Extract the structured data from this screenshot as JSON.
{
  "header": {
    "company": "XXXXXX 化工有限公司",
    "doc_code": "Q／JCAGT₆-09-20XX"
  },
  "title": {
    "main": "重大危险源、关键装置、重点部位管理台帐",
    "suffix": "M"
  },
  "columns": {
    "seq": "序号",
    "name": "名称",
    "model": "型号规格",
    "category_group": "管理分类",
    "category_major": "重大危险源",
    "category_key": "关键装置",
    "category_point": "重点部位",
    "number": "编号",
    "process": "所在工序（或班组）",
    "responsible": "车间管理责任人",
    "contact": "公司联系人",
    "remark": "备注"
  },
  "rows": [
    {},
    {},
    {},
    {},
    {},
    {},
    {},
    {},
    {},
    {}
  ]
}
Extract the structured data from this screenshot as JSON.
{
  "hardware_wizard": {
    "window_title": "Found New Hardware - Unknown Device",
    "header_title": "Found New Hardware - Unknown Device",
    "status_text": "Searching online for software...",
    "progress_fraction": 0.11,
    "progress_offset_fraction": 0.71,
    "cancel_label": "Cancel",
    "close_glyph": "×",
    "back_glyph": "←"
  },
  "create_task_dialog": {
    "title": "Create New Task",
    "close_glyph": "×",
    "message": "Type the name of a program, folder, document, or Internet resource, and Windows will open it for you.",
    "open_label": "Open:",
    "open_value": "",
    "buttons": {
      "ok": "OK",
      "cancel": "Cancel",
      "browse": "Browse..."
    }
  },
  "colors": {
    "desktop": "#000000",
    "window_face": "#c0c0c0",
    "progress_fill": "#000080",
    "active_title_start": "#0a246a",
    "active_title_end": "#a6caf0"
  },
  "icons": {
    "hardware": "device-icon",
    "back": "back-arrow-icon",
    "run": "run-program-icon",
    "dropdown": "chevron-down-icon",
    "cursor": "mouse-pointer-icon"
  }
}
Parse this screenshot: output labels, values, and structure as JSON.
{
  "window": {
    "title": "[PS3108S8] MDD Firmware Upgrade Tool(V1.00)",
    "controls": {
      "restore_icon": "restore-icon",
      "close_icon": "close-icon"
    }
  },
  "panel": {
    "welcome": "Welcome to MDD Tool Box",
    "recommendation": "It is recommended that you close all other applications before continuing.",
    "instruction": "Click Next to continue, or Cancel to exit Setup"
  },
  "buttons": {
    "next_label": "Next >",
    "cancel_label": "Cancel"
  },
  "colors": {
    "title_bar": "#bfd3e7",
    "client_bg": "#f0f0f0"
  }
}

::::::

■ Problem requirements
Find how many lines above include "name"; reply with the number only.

■ Expected output
2